  • The administration of water resources according to river basins by the eight River Basin Organisations (RBOs) sets in place the basin principle in managing water resources.
  • River Basin Councils (RBCs) for each river basin were instituted in the 2003 Water Code, paving the way for real stakeholder participation in the water resources management decision making process.
  • Kazakhstan is undergoing rapid economic and social development which is driving improved environmental awareness, greater involvement of civil society organisations and improved access to information.


Together, these elements create a good climate within which to complete a National IWRM and WE Plan to show the way forward in establishing sound water resources management practices.

Even with the support for water management apparent in the above points, there remains the need for financial and organisational commitment from government. Ministries and other government administrations need to be coordinated to:

  • build capacity and strengthen the institutions
  • amend and augment the legal base
  • rebuild the monitoring and information systems
  • ensure environmental protection of rivers and watershed, etc.


Several projects on capacity building in the water management organisations contributed to an overall understanding of IWRM prior to the start of the preparation of the National Plan. Of particular note was the Nura Ishim River Basin Management Project, funded by the UK Department for International Development (DfID), which took place over a period of eighteen months leading up to the start of the IWRM Plan project. This capacity building project emphasised the establishment and implementation of IWRM within the RBOs as well as at the national level Committee for Water Resources (CWR) and contributed to the drafting of the new Water Code in 2003. RBOs and the CWR and other organisations therefore had a good foundation in IWRM before the process of preparing the National IWRM and WE Plan began.

Lessons for Replication
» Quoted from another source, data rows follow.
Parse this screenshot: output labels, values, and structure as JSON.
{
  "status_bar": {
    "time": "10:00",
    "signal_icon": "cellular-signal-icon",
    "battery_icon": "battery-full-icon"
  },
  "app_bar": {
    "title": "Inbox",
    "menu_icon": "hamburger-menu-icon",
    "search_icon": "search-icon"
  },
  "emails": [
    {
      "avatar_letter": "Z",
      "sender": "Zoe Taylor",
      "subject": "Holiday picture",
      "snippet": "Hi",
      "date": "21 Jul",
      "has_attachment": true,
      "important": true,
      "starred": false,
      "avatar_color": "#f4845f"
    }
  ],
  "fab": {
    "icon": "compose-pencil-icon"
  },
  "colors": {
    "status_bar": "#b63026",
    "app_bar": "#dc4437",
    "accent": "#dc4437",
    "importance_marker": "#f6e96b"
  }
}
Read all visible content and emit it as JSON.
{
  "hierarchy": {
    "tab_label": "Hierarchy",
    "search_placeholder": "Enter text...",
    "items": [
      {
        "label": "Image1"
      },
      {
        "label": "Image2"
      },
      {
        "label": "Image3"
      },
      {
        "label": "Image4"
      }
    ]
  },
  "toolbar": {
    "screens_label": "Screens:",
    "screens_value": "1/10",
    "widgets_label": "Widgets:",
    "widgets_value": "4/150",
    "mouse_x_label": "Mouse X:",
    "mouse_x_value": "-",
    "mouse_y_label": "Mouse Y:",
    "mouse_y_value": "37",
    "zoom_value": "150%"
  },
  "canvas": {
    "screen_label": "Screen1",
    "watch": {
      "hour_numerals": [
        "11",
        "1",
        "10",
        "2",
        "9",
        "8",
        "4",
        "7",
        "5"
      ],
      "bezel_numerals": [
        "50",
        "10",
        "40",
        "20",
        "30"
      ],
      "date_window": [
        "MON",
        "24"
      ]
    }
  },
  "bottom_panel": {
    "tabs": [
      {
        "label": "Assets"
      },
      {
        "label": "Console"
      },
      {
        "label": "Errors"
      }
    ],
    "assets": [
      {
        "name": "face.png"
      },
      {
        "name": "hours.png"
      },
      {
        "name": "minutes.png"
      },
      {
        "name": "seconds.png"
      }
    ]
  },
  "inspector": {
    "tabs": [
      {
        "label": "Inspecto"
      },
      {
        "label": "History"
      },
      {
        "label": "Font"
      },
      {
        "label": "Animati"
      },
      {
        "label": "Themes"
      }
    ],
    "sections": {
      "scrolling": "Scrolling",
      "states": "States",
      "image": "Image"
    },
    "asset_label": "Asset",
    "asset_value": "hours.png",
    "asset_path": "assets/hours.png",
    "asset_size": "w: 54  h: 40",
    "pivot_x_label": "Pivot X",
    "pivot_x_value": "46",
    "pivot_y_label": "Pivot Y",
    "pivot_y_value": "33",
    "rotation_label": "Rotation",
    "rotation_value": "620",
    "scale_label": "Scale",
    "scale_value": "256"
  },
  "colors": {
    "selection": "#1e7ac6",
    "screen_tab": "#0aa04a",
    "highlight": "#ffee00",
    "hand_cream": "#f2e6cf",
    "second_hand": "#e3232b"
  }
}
  • It is beneficial to have started capacity building on the principles of IWRM before the start of Plan preparation.
  • A new, or at least modern, Water Law is helpful as the Plan can be based on its approach.
  • The opportunity to establish stakeholder River Basin Councils in conjunction with the preparation of the National Plan was beneficial to both.
  • It is necessary to educate most of the stakeholders, including water management professional, in the principles and practices of IWRM. An understanding of IWRM prior to the start of the Plan cannot be assumed and developing that understanding is a two way process between the preparation team and the stakeholders.
  • There are initial suspicions about implementing IWRM due to concern that the changes will not be positive for the individuals involved. Most people fear being taken out of their comfort zone and the IWRM context is no exception. Changing attitudes is a matter of information and knowledge building to expand their comfort zones to encompass IWRM.
  • Preparing an early “draft of the draft” is necessary as it provides a tangible idea for the IWRM Plan on which stakeholders can build their own ideas and more effectively contribute to the Draft National Plan. In Kazakhstan, this took the form of a Concept Note which made recommendations on the main components and priorities for the National Plan.
  • A simultaneous Public Awareness campaign is vital to developing a broad understanding of IWRM and broad support for the preparation and implementation of the National IWRM and WE Plan.
  1. An Interministerial Working Group is vital to the approval and adoption process as it forms a conduit of information between the water management authority and their respective ministers.

Testimonies and Stakeholder Perceptions

References

See also

External Resources

"User Case" on SIWI/Water Governance Facility website

Attachments

 IWRMPlanProcess Kazakhstan Hannan.doc  IWRMPlanProcess Kazakhstan.pdf

1384 Rating: 2.2/5 (36 votes cast)